Thursday, January 29, 2009


Humility is good. Despite my typical bragging about "our weather is worse than your weather" and my intention of riding all through the winter, I'm staying home today. The roads really aren't that bad. It should be a clear day, and the high should be enough to see most of the snow and ice melt away. If I were driving, I probably wouldn't think twice about going in.

But, when I took a walk around the area this morning, there was definitely black ice, especially at the edges of the road. There probably wouldn't be much on Rt. 1, and morning traffic is usually light enough that I could stay well out toward the middle of the lane. But I have no idea what it would be like after I got off Rt. 1, and it only takes one slick patch to cause an accident. I've never ridden on ice, and I'd prefer that my first time not be skating downhill in almost total darkness, carrying a laptop that doesn't belong to me. Julie already expressed that she doesn't want me to try it, especially since my boss gave me the option of working from home.
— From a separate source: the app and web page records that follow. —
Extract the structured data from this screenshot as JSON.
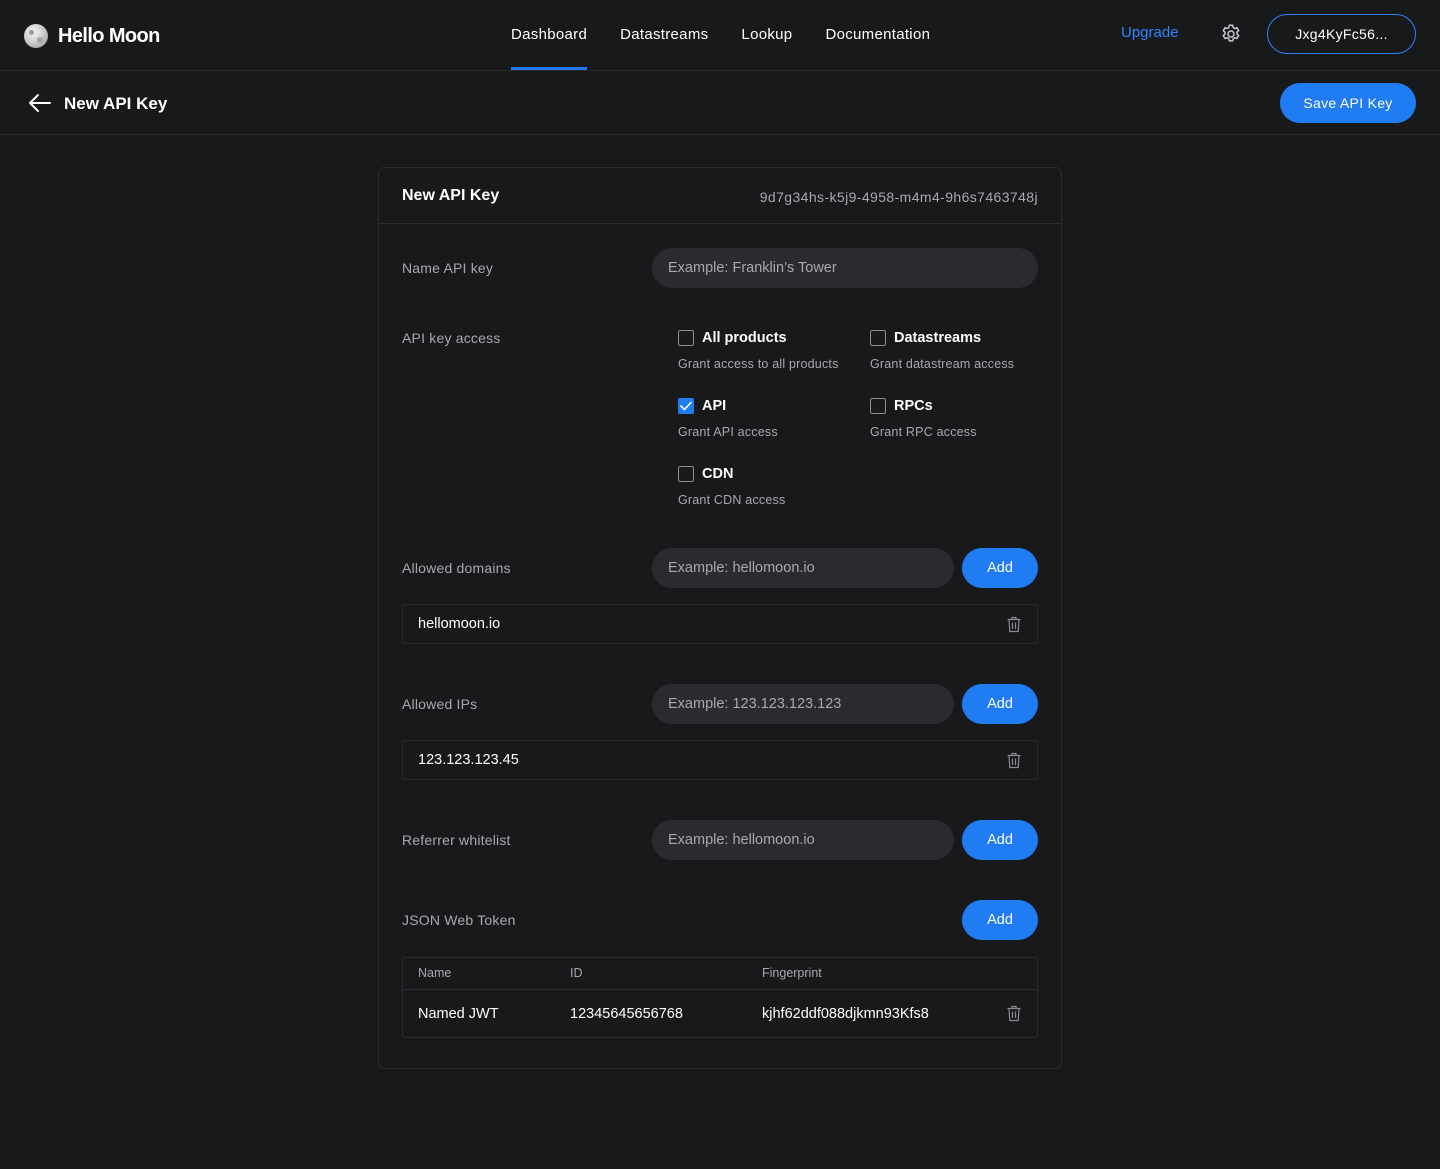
{
  "brand": {
    "name": "Hello Moon",
    "logo_icon": "moon-icon"
  },
  "nav": {
    "links": [
      {
        "label": "Dashboard",
        "active": true
      },
      {
        "label": "Datastreams",
        "active": false
      },
      {
        "label": "Lookup",
        "active": false
      },
      {
        "label": "Documentation",
        "active": false
      }
    ],
    "upgrade_label": "Upgrade",
    "settings_icon": "gear-icon",
    "wallet_label": "Jxg4KyFc56..."
  },
  "subheader": {
    "back_icon": "arrow-left-icon",
    "title": "New API Key",
    "save_label": "Save API Key"
  },
  "card": {
    "title": "New API Key",
    "key_id": "9d7g34hs-k5j9-4958-m4m4-9h6s7463748j",
    "name_field": {
      "label": "Name API key",
      "placeholder": "Example: Franklin’s Tower",
      "value": ""
    },
    "access": {
      "label": "API key access",
      "options": [
        {
          "label": "All products",
          "description": "Grant access to all products",
          "checked": false
        },
        {
          "label": "Datastreams",
          "description": "Grant datastream access",
          "checked": false
        },
        {
          "label": "API",
          "description": "Grant API access",
          "checked": true
        },
        {
          "label": "RPCs",
          "description": "Grant RPC access",
          "checked": false
        },
        {
          "label": "CDN",
          "description": "Grant CDN access",
          "checked": false
        }
      ]
    },
    "domains": {
      "label": "Allowed domains",
      "placeholder": "Example: hellomoon.io",
      "add_label": "Add",
      "items": [
        "hellomoon.io"
      ]
    },
    "ips": {
      "label": "Allowed IPs",
      "placeholder": "Example: 123.123.123.123",
      "add_label": "Add",
      "items": [
        "123.123.123.45"
      ]
    },
    "referrer": {
      "label": "Referrer whitelist",
      "placeholder": "Example: hellomoon.io",
      "add_label": "Add"
    },
    "jwt": {
      "label": "JSON Web Token",
      "add_label": "Add",
      "columns": [
        "Name",
        "ID",
        "Fingerprint"
      ],
      "rows": [
        {
          "name": "Named JWT",
          "id": "12345645656768",
          "fingerprint": "kjhf62ddf088djkmn93Kfs8"
        }
      ]
    },
    "delete_icon": "trash-icon"
  },
  "colors": {
    "background": "#18191b",
    "accent": "#1f7cf2",
    "link": "#2b86ff",
    "border": "#2a2b2e",
    "muted_text": "#a7a9ad"
  }
}
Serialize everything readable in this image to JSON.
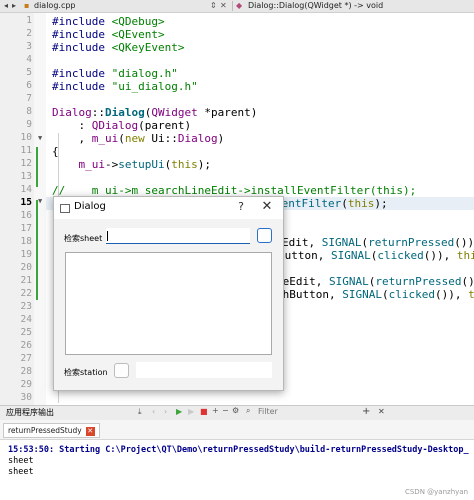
{
  "tabbar": {
    "file": "dialog.cpp",
    "symbol": "Dialog::Dialog(QWidget *) -> void"
  },
  "gutter": {
    "current_line": "15",
    "line_numbers": [
      "1",
      "2",
      "3",
      "4",
      "5",
      "6",
      "7",
      "8",
      "9",
      "10",
      "11",
      "12",
      "13",
      "14",
      "15",
      "16",
      "17",
      "18",
      "19",
      "20",
      "21",
      "22",
      "23",
      "24",
      "25",
      "26",
      "27",
      "28",
      "29",
      "30"
    ]
  },
  "code": {
    "l1a": "#include ",
    "l1b": "<QDebug>",
    "l2a": "#include ",
    "l2b": "<QEvent>",
    "l3a": "#include ",
    "l3b": "<QKeyEvent>",
    "l5a": "#include ",
    "l5b": "\"dialog.h\"",
    "l6a": "#include ",
    "l6b": "\"ui_dialog.h\"",
    "l8a": "Dialog",
    "l8b": "::",
    "l8c": "Dialog",
    "l8d": "(",
    "l8e": "QWidget",
    "l8f": " *parent)",
    "l9a": "    : ",
    "l9b": "QDialog",
    "l9c": "(parent)",
    "l10a": "    , ",
    "l10b": "m_ui",
    "l10c": "(",
    "l10d": "new",
    "l10e": " Ui::",
    "l10f": "Dialog",
    "l10g": ")",
    "l11": "{",
    "l12a": "    ",
    "l12b": "m_ui",
    "l12c": "->",
    "l12d": "setupUi",
    "l12e": "(",
    "l12f": "this",
    "l12g": ");",
    "l14": "//    m_ui->m_searchLineEdit->installEventFilter(this);",
    "l15a": "    ",
    "l15b": "installEventFilter",
    "l15c": "(",
    "l15d": "this",
    "l15e": ");",
    "l17a": "Edit, ",
    "l17b": "SIGNAL",
    "l17c": "(",
    "l17d": "returnPressed",
    "l17e": "()),",
    "l18a": "Button, ",
    "l18b": "SIGNAL",
    "l18c": "(",
    "l18d": "clicked",
    "l18e": "()), ",
    "l18f": "thi",
    "l20a": "neEdit, ",
    "l20b": "SIGNAL",
    "l20c": "(",
    "l20d": "returnPressed",
    "l20e": "()),",
    "l21a": "shButton, ",
    "l21b": "SIGNAL",
    "l21c": "(",
    "l21d": "clicked",
    "l21e": "()), ",
    "l21f": "t"
  },
  "dialog": {
    "title": "Dialog",
    "help_glyph": "?",
    "close_glyph": "✕",
    "search_label": "检索sheet",
    "search_value": "",
    "station_label": "检索station",
    "station_value": ""
  },
  "panel": {
    "title": "应用程序输出",
    "filter_placeholder": "Filter",
    "add_glyph": "+",
    "close_glyph": "✕",
    "tab_label": "returnPressedStudy",
    "tab_close": "✕",
    "output": [
      "15:53:50: Starting C:\\Project\\QT\\Demo\\returnPressedStudy\\build-returnPressedStudy-Desktop_",
      "sheet",
      "sheet"
    ]
  },
  "watermark": "CSDN @yanzhyan"
}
In Directions on the Spiritual Life, Abba Dorotheus writes:
If we wish to be completely transformed and freed from attachments, let us learn to cut off our own desires, even in the least important things. For nothing brings more profit to men than renouncing their own will, since in truth a man gains a greater benefit from this than from any other virtue. Indeed, the cutting off of one's own will and desires can be practiced at every moment. Suppose a man is walking; his thought says to him, "Look at this and at that," but he cuts off his desire and says nothing. He meets some people talking; his thought says to him: "have a few words with them," but he cuts off his desire and says nothing. He comes to the kitchen; his thought says: "let us go and see what the cook is preparing," but he cuts off his desire and does not go, and so on and so on. But cutting off his desires in this way he acquires a habit of cutting them off and, beginning with small things, ends by easily and calmly cutting them off in big things as well. Thus, finally he begins to have no will of his own at all and remains unperturbed, whatever may happen.
In this case, it's not entirely clear what my "own desire" is. Sure, all things being equal, I'd rather work from home than commute two hours each way by bike, train, and subway. But in this case it seems that my pride would prefer the opportunity to give the nonchalant answer--yeah, of course I rode my bike in this morning; it was no problem--and know (or assume) that people wonder how he does it.

1 comment:

  1. Yeah, you wimp. ;-)

    Just a note to express to you how much I love your posts. Keep up the good work.